As a result of this oversimplified view of the world, we fall short of understanding the true nature of good and evil. Spinoza concedes “none of the objects of my fears contained in themselves anything either good or bad, except insofar as the mind is affected by them” (105). By this he means that his ideas of evil, those things that he fears, are no more evil than the malice that he assigns to them. Spinoza argues that our limited capacity for cognition leads to a great deal of misunderstandings about what is truly moral, but all is not lost. His ethical theory contends that we have the ability to pursue a higher level of knowledge, and that pursuit in itself is good. In this regard, Spinoza entitle his essay "On the improvement of the Understanding", signifying that there is a means to attain greater knowledge.
Spinoza’s ethical theory highlights our subjective views of an objective truth. Our views of the truth are skewed by our inherent ignorance and incapacity. The idea of an objective truth that lies beyond the realm of our immediate perception is notably reminiscent of the ideas of Plato, specifically Plato’s Allegory of the Cave. Plato and Socrates believed in an ideal truth to which we are mostly ignorant. Like Spinoza, they believed that because we exist within the truth and are essentially a constituent of it, we have a vague idea of it, but not a complete understanding.

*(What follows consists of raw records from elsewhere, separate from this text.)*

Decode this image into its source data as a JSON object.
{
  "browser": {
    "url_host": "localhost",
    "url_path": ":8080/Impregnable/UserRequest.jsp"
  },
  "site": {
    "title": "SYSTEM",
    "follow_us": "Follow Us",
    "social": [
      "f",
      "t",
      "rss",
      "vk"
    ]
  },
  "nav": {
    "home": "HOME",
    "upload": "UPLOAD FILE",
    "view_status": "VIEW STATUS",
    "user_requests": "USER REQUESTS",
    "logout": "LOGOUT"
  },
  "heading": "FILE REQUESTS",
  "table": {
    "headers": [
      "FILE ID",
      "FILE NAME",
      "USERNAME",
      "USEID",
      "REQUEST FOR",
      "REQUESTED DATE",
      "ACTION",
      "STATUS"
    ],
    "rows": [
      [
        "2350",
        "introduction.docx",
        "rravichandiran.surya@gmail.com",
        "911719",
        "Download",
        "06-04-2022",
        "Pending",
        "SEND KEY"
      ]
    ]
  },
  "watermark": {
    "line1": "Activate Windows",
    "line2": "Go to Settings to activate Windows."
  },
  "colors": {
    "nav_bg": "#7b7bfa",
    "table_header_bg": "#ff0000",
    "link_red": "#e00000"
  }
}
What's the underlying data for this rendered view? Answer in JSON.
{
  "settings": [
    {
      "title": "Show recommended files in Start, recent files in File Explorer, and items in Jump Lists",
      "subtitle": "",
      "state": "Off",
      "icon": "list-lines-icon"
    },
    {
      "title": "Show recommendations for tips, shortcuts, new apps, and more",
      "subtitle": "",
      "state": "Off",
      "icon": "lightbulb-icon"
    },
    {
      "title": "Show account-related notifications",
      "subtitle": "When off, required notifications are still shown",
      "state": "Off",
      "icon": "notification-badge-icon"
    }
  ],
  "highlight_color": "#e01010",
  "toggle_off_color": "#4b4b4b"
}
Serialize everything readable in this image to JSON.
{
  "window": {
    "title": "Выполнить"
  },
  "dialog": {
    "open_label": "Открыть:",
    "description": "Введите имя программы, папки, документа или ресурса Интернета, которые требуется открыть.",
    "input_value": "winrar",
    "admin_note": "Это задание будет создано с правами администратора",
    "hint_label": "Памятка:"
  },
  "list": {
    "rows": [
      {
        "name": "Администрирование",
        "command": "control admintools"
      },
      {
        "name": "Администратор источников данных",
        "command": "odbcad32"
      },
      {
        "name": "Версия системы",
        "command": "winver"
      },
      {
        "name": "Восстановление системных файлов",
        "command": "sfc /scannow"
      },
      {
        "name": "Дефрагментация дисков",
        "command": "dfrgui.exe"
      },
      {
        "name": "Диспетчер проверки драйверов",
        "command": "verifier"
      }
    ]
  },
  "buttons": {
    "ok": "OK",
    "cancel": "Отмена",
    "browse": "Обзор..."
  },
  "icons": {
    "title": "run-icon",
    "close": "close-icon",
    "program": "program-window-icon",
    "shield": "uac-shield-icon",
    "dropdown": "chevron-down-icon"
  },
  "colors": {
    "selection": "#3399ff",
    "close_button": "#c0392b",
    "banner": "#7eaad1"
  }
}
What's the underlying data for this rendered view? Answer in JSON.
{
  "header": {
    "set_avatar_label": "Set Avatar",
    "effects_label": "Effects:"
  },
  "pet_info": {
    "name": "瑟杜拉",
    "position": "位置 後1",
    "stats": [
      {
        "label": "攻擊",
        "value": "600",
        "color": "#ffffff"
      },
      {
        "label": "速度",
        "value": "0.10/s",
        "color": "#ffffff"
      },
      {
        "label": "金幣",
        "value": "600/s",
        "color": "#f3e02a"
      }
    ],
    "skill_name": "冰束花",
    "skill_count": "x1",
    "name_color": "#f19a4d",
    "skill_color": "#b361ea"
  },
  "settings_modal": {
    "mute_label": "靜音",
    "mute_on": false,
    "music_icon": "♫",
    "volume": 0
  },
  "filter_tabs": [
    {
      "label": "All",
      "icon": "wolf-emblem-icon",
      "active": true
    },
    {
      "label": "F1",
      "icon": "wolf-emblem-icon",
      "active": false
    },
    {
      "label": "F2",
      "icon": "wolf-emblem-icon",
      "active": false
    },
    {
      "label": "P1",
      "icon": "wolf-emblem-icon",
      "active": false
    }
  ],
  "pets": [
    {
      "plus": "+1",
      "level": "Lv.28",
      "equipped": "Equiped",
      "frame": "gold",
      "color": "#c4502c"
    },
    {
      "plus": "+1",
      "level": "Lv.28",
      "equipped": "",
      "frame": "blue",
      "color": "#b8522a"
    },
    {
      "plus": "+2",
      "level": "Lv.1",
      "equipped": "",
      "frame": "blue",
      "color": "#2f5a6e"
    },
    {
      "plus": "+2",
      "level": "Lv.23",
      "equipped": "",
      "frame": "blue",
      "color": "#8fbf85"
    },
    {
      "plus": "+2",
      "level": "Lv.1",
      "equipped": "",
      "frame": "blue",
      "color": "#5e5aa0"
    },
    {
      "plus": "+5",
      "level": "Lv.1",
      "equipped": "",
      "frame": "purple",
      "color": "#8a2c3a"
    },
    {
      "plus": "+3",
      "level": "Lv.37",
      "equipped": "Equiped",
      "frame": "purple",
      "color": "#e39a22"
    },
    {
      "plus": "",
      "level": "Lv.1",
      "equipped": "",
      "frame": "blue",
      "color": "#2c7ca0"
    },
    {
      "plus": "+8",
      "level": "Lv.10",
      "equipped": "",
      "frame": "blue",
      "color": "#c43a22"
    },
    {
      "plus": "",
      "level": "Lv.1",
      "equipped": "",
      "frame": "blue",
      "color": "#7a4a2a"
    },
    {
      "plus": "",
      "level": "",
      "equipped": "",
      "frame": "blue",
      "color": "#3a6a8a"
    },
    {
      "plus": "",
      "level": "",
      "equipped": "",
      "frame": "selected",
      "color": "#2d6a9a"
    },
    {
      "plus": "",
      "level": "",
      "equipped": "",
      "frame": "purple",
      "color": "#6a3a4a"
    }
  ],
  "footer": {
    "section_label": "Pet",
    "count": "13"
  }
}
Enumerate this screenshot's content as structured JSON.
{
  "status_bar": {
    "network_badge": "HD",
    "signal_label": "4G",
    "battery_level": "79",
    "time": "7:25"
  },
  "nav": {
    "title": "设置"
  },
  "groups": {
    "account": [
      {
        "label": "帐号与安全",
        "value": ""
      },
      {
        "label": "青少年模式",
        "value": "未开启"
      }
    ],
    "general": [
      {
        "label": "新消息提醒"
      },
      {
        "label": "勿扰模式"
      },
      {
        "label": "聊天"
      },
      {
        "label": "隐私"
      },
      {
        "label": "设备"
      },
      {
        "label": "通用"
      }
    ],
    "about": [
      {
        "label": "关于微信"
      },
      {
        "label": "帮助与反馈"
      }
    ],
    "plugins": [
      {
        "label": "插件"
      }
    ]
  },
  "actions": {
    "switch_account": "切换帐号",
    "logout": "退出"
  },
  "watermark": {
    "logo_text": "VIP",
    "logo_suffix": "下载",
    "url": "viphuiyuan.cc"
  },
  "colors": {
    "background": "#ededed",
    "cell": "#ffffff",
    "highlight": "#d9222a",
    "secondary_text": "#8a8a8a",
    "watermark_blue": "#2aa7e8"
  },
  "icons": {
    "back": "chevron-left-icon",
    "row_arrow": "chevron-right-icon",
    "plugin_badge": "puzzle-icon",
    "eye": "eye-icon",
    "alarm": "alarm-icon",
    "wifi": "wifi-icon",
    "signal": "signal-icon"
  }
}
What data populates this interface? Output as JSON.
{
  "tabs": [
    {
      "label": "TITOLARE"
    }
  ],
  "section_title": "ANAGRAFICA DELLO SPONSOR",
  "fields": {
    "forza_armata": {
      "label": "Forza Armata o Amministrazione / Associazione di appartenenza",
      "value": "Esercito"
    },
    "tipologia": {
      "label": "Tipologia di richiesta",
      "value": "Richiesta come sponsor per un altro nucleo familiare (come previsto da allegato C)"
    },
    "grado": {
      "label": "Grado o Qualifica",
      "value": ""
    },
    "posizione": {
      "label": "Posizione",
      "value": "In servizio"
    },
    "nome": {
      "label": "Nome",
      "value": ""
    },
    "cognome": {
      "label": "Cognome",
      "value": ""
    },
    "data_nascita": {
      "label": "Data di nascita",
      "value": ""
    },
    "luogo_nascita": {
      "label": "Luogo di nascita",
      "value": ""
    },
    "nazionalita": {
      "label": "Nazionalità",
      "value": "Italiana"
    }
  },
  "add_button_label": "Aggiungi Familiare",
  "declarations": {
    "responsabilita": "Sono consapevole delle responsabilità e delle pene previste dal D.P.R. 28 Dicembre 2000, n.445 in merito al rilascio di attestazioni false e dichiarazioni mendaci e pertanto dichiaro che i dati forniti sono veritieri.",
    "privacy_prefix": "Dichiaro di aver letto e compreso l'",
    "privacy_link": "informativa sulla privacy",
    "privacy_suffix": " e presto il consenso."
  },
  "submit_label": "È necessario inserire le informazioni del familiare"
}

Spinoza also believes in and values the pursuit of knowledge and a greater perception of truth, much like Plato and Socrates.